Where an independent third party helps the disputing parties to come to a mutually acceptable outcome.

All of the above ADR processes can nevertheless be managed entirely online and we provide one of the few, if not the only Platform which provides online management of an entire dispute from pre-action to final decision and resolution of any costs issues.

 

What is Online Dispute Resolution (ODR)?

The first thing to understand is that ODR is not ADR but can be ADR.

Let me explain: ODR simply refers to a way of resolving disputes that is conducted entirely online.  The key characteristics of ODR are that everything is online from start to finish and no-one meets physically at any time in the process.

ODR can be administered by the civil Courts or it can refer to ADR processes, let us say, mediation in which the final hearing takes place via Skype or by telephone.  Typically though mediations or arbitrations conclude with a physical hearing in rooms hired for the purpose.  This physical meeting can be of enormous advantage particularly in more complex disputes.

 

When to use ODR

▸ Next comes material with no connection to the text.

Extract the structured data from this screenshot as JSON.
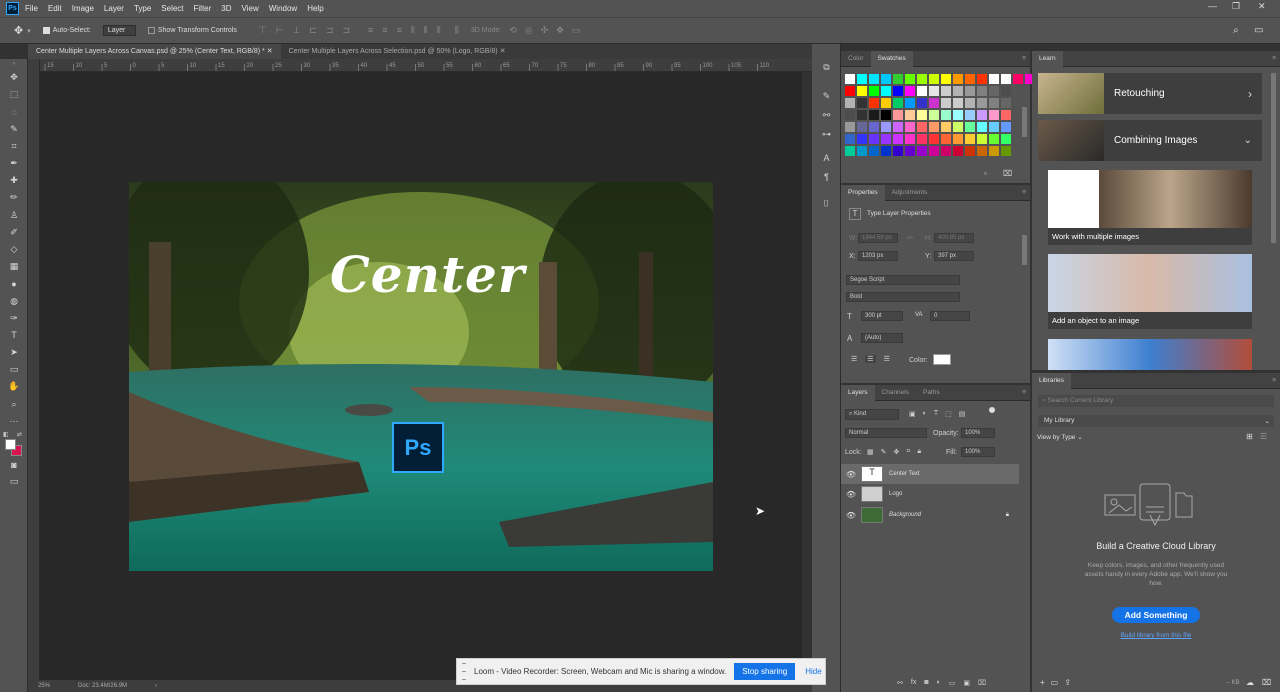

There is usually no option about when to use ODR as that is the means whereby the dispute resolution mechanism operates.  Sometimes those using ODR such as complaints handling bodies for retailers, for example, seek to resolve a complaint by early intervention between parties by telephone or postal correspondence.

 

Methods of ODR

By volume of cases handled private ODR is one of the most common methods of resolving disputes in the world.  eBay for example provide a way of resolving disputes between buyers and sellers on their platform which is entirely ODR.

Increasingly civil courts around the world are looking at ODR as a means of resolving lower value, simpler disputes.  A good example is the Civil Resolution Tribunal of the State of British Columbia in Canada (the CRT).  The CRT has been a success and it is now handling a wider range of disputes.  Here is a link to their information site:

https://civilresolutionbc.ca/

In the UK one example is the Claims Portal which is not strictly ODR as it does not resolve cases in the sense of a final determination but instead facilitates the negotiation or settlement of lower value claims for personal injury, industrial disease and other case types.  This is a link to the information site of the Claims Portal:

https://www.claimsportal.org.uk/

The civil courts of England and Wales are looking at developing ODR for low value whiplash and other personal injuries.  There are also plans for lower value contract debt and other disputes to be resolved via ODR to be called Her Majesty’s Online Court (HMOC).  These ideas were looked at in detail in another report by the Civil Justice Council and a link to that report is here:

https://www.judiciary.uk/wp-content/uploads/2015/02/Online-Dispute-Resolution-Final-Web-Version.pdf

Whether the funding will be made found for the HMOC is unclear as at May 2019.